The film’s biggest failing – about its only one, really – is Cameron Diaz as Jenny Everdene. Miscast badly, Diaz looks completely at sea against her far better acting peers, lost within her terrible accent and lacking a shred of chemistry with on-screen romantic interest in DiCaprio. She tries to bring her A-game to the role of a local pickpocket and is weirdly beholden to the Butcher’s charms, but the actress never looks comfortably suited to the role at any stage, despite all her considerable effort. Similarly to DiCaprio, maybe she is just too pretty for the hard-bitten, tragic Everdene, and at this point in her career the actress lacked the screen presence to truthfully present as dirty, downtrodden and salacious without looking like she was trying too hard. Every time she’s on screen, save for one momentary sequence towards the end of the second act, the film grinds to a halt and the viewer is brought out of the film simply because she’s not believable. Her scenes with DiCaprio, of which there are many, are risibly clumsy, with not even Scorsese’s mighty hand behind the scenes able to create a silk purse out of a sow’s ear.

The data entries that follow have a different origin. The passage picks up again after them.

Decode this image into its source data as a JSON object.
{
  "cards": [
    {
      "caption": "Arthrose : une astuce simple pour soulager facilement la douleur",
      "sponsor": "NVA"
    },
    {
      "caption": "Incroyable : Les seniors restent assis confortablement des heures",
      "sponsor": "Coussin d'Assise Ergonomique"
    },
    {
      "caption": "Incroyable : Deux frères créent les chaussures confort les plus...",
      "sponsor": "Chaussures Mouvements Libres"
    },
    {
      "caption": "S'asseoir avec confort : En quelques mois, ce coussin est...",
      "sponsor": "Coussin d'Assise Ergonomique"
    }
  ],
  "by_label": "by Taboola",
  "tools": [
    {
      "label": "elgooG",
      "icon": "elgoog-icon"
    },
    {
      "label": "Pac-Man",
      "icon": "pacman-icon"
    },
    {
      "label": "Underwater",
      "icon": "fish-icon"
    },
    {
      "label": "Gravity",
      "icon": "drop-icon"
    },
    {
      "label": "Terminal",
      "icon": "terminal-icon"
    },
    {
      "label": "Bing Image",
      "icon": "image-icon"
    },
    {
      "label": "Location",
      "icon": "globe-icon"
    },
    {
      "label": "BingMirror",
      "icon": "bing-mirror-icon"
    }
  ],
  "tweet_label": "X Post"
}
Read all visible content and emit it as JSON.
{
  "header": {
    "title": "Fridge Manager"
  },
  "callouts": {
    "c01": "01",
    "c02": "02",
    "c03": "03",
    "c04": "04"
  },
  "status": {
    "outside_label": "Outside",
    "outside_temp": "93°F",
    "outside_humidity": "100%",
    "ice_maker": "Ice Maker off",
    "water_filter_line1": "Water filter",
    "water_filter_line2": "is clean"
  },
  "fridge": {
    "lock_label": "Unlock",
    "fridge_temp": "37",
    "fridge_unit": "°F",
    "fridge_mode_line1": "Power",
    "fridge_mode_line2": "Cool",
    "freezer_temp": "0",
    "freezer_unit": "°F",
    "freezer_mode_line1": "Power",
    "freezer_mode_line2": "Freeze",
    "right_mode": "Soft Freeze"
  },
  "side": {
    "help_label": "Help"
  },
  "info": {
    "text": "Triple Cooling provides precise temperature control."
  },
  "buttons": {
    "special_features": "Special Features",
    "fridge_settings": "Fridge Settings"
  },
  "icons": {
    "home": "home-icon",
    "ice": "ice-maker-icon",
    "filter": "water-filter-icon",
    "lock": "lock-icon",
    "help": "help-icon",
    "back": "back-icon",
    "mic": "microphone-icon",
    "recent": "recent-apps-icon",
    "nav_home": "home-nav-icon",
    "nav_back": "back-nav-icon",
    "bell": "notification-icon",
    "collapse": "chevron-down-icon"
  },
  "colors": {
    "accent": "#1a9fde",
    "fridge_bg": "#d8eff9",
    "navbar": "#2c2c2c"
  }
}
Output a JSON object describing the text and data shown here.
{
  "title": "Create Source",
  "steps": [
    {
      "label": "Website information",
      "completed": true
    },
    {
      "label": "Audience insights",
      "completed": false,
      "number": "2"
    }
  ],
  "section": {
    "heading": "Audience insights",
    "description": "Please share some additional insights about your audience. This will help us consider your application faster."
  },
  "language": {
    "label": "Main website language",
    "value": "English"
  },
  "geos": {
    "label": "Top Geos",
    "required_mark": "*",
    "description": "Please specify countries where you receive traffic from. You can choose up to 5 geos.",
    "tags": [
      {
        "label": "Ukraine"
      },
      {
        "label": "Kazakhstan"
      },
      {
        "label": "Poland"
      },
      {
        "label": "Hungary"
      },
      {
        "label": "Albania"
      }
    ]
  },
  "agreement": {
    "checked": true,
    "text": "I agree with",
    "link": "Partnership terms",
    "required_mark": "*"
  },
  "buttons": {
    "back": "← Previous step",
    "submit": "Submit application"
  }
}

Gangs of New York is a terrific, if heavily fictionalized, film, a masterclass in period storytelling and an example of near across-the-board perfection in casting. Daniel Day-Lewis’ scorching performance as Bill the Butcher, serviced superbly by DiCaprio’s beautiful looks and committed acting style, as well as gutsy supporting work from Henry Thomas, Brendan Gleeson and Jim Broadbent, almost hobbled by Cameron Diaz in a woeful turn, leave nothing on the table with this tragic, violent, historically fantastical fable about New York’s birthing process. While the film doesn’t appear to take sides in political, demographic or religious ideas other than presenting them as human failings simply and ingloriously, Gangs Of New York’s violence and depravity, its sense of hopelessness amid the mud and blood that soak the streets, the desolate human misery adjacent to pompous luxury, offer a glimpse into an America not to dissimilar to the one we see today.

To me, however, it’s the films final sequence that bears the most emotional fruit: the gradually deteriorating graves of both Bill the Butcher and his arch-nemesis, Priest Vallon, in a Brooklyn graveyard, overlooking Manhattan through the decades as the city grows and changes (a wonderful montage set to U2’s “Hands That Built America”), as if to suggest that all their toil, all their energy spent hating and fighting for power, is for naught against the inexorable grind of time and historical amnesia. Gangs of New York is a wonderful Scorsese film that remains as potent and emotionally gravitating now as it did in the aftermath of 9/11, which delayed the film’s release by almost a year.